→ **TASK DIRECTIONS**
Give all the lines below again, exactly, with no pictures.

========================================

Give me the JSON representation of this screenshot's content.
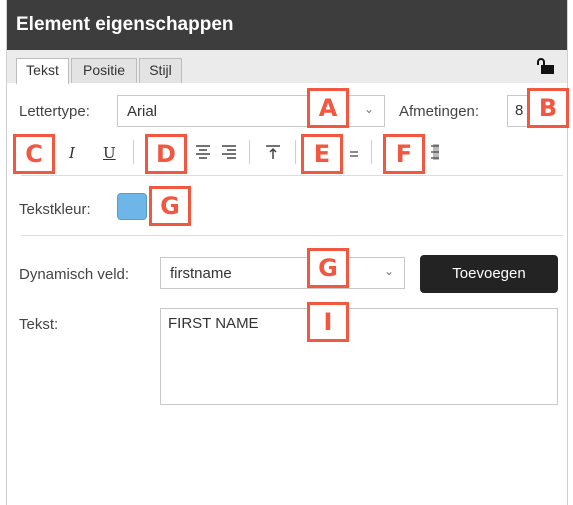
{
  "panel": {
    "title": "Element eigenschappen",
    "tabs": [
      {
        "label": "Tekst",
        "active": true
      },
      {
        "label": "Positie",
        "active": false
      },
      {
        "label": "Stijl",
        "active": false
      }
    ],
    "lock_icon": "unlock-icon"
  },
  "font_row": {
    "font_label": "Lettertype:",
    "font_value": "Arial",
    "size_label": "Afmetingen:",
    "size_value": "8"
  },
  "format_row": {
    "italic": "I",
    "underline": "U"
  },
  "color_row": {
    "label": "Tekstkleur:",
    "color": "#6eb6e8"
  },
  "dynamic_row": {
    "label": "Dynamisch veld:",
    "value": "firstname",
    "button_label": "Toevoegen"
  },
  "text_row": {
    "label": "Tekst:",
    "value": "FIRST NAME"
  },
  "markers": {
    "a": "A",
    "b": "B",
    "c": "C",
    "d": "D",
    "e": "E",
    "f": "F",
    "g1": "G",
    "g2": "G",
    "i": "I"
  },
  "colors": {
    "titlebar": "#3d3d3d",
    "marker": "#f2573f",
    "button": "#232323"
  }
}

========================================

→ **ANSWER SECTION**
Give me the JSON representation of this screenshot's content.
{
  "panel": {
    "title": "Element eigenschappen",
    "tabs": [
      {
        "label": "Tekst",
        "active": true
      },
      {
        "label": "Positie",
        "active": false
      },
      {
        "label": "Stijl",
        "active": false
      }
    ],
    "lock_icon": "unlock-icon"
  },
  "font_row": {
    "font_label": "Lettertype:",
    "font_value": "Arial",
    "size_label": "Afmetingen:",
    "size_value": "8"
  },
  "format_row": {
    "italic": "I",
    "underline": "U"
  },
  "color_row": {
    "label": "Tekstkleur:",
    "color": "#6eb6e8"
  },
  "dynamic_row": {
    "label": "Dynamisch veld:",
    "value": "firstname",
    "button_label": "Toevoegen"
  },
  "text_row": {
    "label": "Tekst:",
    "value": "FIRST NAME"
  },
  "markers": {
    "a": "A",
    "b": "B",
    "c": "C",
    "d": "D",
    "e": "E",
    "f": "F",
    "g1": "G",
    "g2": "G",
    "i": "I"
  },
  "colors": {
    "titlebar": "#3d3d3d",
    "marker": "#f2573f",
    "button": "#232323"
  }
}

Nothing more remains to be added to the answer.